Either you don't need, or you can't:
If this was translated to HTTP header, and browser "knows" not to ask for the page again, nothing you would try to do about it will have any effect, because browser simply won't contact your server anyway, so it will not download any remedy you might try.
If it affected only server-side systems, tuning it down and clearing caches should be enough already, and server shouldn't send "304 Not Modified" to your clients.
Hard to tell which case is it without knowing your caching setup, but I'm afraid "fix it and wait" is the only way either way.
Unless, for some reason, you can identify uncached JS file included on affected pages. This would be a bug, so I don't expect it to happen, but if, it might be a bug you could use - ask for it on Stack Overflow, then, as this is much less Drupal-related.

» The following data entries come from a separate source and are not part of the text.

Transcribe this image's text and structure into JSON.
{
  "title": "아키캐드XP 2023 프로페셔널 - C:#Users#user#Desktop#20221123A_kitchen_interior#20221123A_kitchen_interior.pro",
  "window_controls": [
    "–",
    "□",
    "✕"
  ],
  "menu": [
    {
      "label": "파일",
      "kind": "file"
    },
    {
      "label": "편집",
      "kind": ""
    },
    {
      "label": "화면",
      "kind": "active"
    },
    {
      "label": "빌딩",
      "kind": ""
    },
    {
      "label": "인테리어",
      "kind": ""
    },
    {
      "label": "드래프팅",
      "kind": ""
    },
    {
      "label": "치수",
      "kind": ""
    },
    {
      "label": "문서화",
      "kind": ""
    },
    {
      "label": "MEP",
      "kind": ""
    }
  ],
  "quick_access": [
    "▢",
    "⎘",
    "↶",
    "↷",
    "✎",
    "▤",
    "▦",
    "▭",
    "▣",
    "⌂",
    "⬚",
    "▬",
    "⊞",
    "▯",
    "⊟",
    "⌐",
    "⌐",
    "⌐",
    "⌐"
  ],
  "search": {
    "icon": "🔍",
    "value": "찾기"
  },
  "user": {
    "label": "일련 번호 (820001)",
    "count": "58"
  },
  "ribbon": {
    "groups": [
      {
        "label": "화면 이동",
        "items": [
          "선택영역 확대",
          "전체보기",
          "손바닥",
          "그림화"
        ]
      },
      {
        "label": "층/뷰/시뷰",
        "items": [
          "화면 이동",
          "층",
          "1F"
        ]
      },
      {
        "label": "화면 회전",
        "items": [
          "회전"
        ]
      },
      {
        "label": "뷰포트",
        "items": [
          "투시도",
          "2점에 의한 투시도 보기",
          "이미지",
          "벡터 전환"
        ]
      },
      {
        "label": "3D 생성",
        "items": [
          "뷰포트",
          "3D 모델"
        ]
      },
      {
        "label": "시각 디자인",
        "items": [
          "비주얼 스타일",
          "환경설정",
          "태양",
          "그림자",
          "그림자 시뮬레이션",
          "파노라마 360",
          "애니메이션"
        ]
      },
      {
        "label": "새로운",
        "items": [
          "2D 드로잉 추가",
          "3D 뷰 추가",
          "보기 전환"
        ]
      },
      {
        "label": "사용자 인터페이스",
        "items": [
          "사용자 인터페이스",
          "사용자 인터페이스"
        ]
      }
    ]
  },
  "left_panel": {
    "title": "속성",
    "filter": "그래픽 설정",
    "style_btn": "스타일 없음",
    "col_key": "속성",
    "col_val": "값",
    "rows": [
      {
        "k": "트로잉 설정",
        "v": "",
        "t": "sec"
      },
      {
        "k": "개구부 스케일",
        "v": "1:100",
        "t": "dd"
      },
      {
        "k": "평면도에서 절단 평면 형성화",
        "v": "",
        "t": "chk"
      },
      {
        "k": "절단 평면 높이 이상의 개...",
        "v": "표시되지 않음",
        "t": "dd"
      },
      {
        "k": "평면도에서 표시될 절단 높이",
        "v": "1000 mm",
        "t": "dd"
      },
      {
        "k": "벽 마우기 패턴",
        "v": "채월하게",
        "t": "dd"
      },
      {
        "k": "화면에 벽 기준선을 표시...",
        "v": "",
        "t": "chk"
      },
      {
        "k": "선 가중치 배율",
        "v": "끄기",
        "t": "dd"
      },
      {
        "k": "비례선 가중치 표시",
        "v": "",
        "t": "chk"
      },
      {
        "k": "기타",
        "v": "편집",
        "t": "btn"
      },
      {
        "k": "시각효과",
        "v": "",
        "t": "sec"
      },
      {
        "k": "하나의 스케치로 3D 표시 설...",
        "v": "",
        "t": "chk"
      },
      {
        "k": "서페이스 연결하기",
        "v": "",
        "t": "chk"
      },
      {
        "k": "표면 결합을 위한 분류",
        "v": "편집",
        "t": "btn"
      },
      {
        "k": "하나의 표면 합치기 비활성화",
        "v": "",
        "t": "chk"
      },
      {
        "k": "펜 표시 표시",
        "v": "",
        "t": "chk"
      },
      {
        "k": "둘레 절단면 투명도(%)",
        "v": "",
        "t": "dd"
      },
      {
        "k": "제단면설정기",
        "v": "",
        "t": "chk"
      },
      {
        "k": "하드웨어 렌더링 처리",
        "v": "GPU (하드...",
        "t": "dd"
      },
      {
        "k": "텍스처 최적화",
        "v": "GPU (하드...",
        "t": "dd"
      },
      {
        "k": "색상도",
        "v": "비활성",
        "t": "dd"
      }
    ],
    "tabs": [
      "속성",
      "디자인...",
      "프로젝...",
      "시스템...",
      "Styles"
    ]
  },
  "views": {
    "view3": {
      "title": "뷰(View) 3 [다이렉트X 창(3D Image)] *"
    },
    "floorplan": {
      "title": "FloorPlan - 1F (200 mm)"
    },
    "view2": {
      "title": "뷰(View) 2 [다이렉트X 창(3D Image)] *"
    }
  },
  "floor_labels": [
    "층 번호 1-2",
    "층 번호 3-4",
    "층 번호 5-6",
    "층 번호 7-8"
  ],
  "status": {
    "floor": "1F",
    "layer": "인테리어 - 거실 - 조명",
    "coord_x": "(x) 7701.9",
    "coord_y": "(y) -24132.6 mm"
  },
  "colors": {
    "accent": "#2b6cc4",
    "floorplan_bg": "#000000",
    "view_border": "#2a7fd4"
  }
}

If your front page isn't cached that way, you can alter all affected links. It will not help people having issues with bookmarked pages, but it will direct regular users to current content.